Component data from apps and pages:
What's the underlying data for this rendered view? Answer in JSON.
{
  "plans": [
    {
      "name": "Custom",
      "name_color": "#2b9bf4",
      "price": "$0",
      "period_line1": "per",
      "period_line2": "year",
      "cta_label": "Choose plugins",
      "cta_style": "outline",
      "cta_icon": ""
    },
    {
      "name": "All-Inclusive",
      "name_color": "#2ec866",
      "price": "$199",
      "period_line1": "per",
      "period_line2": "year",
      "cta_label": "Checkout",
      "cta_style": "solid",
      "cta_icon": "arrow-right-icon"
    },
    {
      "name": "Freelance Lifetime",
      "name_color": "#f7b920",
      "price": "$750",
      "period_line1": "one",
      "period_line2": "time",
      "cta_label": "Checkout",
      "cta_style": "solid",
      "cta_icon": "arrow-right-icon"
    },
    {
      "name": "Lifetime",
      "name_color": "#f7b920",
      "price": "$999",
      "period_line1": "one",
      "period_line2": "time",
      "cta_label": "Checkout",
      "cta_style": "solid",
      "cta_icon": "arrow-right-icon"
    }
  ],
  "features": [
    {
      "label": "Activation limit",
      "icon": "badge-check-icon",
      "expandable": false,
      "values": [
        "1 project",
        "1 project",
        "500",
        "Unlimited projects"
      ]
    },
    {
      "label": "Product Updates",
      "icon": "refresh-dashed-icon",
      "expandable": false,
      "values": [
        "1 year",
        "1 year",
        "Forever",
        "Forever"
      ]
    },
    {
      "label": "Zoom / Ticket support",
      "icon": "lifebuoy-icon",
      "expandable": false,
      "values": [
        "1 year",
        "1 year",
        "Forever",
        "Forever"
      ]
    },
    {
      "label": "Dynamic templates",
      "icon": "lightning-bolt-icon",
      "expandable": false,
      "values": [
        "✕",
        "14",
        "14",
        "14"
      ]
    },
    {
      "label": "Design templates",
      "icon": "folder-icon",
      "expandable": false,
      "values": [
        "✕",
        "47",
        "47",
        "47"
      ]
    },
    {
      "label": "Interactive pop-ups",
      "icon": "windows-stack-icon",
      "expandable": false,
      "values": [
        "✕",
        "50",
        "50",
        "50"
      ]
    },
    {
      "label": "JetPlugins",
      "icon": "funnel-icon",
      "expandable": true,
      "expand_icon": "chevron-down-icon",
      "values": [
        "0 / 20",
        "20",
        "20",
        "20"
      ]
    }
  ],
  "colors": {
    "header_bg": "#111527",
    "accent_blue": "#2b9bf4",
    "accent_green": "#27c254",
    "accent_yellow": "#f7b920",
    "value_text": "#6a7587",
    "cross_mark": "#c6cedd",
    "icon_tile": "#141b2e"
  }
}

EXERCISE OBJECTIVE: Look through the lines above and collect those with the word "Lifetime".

OUTPUT FOR THIS EXERCISE:
      "name": "Freelance Lifetime",
      "name": "Lifetime",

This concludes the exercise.